What makes a PLC different from a typical computer? After all, computers are used to control things, they can even run a software PLC.
This short video is part of the introduction to a new training course I am producing on the Thinkific LMS. It also follows the text on page 6 of my new training manual, PLC Hardware and Programming: Multi Platform. Text is reproduced after the video.
So exactly what is a PLC?
A PLC is a digital computer used to control electromechanical processes, usually in an industrial environment. It performs both discrete and continuous control functions and differs from a typical computer in several important ways:
- It has Physical I/O; electrical inputs and outputs bring real world information into the system and control real world devices based on that information. If you were a PLC, your inputs can be thought of as “senses” like vision and touch, while your outputs could be thought of as your arms and legs.
- It is Deterministic; it processes information and reacts to it within defined time limits. PLCs operate on a timescale of milliseconds or even microseconds
- It is often Modular; it can have I/O modules, communication modules or other special purpose modules added to it for expansion. PLCs may also take the form of a computer or a small single module.
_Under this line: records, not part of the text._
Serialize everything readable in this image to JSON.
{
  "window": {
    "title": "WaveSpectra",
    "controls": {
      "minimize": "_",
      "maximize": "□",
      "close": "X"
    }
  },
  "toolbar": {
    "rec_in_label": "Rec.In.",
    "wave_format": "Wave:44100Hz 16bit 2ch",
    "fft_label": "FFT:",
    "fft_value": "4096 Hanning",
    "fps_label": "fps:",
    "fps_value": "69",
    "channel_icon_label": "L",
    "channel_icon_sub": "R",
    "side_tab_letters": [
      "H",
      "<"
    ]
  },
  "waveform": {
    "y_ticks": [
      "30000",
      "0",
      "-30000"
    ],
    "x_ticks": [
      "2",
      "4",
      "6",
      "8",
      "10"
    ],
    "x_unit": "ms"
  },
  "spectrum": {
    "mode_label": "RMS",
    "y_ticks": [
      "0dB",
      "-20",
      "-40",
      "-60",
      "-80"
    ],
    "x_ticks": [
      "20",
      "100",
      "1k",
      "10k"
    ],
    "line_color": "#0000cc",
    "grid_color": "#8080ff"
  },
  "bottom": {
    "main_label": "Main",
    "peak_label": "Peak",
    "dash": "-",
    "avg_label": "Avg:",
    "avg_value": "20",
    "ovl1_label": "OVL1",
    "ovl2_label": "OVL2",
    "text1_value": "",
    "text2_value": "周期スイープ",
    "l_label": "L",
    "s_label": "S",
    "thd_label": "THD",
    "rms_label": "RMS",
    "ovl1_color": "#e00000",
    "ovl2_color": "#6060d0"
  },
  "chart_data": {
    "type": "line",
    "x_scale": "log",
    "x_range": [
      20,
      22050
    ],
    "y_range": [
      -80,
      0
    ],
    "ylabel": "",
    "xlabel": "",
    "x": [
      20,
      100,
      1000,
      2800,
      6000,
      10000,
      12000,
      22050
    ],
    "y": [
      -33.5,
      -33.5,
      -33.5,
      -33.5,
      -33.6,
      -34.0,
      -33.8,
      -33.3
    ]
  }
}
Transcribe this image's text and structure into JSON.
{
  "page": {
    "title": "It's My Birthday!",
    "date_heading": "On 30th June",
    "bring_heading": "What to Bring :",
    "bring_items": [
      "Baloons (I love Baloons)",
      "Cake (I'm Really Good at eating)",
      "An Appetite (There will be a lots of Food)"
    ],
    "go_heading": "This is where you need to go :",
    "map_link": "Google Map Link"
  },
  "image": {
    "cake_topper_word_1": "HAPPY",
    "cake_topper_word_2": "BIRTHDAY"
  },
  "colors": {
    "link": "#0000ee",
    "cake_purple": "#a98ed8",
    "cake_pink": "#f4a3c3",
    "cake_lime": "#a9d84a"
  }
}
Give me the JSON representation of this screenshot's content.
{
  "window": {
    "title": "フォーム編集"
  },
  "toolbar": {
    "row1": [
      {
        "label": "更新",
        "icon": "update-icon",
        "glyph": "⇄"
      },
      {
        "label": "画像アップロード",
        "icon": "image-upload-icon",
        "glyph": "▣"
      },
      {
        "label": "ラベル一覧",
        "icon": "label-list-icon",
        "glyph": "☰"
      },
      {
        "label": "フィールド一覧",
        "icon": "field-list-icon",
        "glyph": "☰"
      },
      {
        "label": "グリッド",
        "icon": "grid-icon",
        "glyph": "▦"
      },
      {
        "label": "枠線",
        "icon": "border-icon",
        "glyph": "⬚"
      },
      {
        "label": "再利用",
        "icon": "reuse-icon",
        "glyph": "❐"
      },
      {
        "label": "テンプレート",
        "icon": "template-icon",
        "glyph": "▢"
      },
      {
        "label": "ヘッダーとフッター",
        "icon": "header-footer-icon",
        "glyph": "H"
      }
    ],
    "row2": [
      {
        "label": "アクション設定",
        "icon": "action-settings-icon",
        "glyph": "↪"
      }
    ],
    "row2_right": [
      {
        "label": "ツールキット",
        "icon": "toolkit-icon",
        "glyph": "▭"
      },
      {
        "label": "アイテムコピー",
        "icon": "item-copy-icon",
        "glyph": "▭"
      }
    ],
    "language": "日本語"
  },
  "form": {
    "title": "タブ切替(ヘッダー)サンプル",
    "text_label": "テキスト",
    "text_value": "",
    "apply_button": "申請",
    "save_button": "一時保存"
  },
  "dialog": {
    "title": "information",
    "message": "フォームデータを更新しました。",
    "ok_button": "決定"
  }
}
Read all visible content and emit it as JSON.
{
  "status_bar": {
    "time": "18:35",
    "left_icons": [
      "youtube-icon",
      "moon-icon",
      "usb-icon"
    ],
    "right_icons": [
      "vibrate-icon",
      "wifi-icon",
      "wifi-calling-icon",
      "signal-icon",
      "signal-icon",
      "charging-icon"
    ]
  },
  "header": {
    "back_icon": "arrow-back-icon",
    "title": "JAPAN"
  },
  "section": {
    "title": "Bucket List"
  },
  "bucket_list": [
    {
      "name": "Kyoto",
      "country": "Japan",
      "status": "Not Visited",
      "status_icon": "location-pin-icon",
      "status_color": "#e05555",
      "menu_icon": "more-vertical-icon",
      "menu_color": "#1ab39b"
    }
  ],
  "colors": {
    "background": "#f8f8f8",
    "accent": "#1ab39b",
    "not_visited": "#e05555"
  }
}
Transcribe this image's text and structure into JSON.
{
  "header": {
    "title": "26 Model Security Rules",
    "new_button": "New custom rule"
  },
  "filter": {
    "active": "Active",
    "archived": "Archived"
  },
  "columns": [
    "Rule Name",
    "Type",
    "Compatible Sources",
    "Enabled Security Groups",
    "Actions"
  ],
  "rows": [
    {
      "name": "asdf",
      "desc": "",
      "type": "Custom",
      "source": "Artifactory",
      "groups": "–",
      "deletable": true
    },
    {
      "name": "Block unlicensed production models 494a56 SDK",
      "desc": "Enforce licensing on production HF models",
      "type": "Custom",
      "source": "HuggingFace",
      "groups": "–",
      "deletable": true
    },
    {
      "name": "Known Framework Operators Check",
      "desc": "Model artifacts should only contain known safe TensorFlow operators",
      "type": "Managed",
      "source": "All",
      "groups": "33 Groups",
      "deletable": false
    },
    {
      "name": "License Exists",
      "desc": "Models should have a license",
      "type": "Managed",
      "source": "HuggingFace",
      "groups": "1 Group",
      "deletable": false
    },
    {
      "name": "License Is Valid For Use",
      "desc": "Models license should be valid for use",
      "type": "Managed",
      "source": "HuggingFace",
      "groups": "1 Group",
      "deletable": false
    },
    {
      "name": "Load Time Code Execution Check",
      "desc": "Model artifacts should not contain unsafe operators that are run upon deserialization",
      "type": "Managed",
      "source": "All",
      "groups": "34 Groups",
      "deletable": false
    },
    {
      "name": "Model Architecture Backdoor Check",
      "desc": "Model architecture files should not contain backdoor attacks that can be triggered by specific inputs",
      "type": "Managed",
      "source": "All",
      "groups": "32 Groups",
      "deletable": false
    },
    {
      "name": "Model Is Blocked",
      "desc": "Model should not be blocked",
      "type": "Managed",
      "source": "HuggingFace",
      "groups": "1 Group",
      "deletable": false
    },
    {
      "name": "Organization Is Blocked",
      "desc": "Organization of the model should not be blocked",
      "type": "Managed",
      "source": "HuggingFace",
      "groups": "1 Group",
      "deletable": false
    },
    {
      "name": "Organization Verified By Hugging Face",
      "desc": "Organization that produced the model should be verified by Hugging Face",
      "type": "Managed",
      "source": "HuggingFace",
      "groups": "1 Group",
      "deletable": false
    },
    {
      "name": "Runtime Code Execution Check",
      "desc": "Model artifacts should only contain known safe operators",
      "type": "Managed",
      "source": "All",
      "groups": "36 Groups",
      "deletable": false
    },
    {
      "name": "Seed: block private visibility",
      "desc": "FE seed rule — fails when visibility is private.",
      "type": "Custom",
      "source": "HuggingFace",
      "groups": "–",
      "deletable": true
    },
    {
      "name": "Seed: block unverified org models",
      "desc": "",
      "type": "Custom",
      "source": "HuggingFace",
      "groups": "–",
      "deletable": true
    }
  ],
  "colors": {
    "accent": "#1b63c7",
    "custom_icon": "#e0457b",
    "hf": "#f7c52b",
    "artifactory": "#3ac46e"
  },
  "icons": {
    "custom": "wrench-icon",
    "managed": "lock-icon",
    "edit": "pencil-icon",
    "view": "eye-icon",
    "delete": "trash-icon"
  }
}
- It is programmed using several defined Languages. Some languages allow the program to be changed while the machine or system being controlled is still running.
- Software and Hardware are Platform Specific; components and programming software usually can’t be used between different manufacturers. But there are exceptions…
- It is Rugged and designed for use in industrial environments.
Unlike computers, PLCs are made to run 24 hours a day, 7 days a week and are able to resist harsh physical and electrical environments.
Where are PLCs used? PLCs are used for many different kinds of applications and industries. In a 2012 Control Engineering magazine poll, 87% of machine control applications used a PLC as the control platform. This includes assembly, packaging and other manufacturing operations. 58% of process control applications used PLCs, in such industries as chemical processing and the oil and gas industry. Power plants and wastewater treatment also fall into this category. 40% of motion control and robotics, 26% of batch control and 18% of diagnostic or testing applications used PLCs. Many applications are a combination of these.
PLCs are used anywhere, and everywhere!
Did I leave anything out? Can you think of other differences between typical computers and PLCs? How about other places where PLCs are used? Leave your comments below!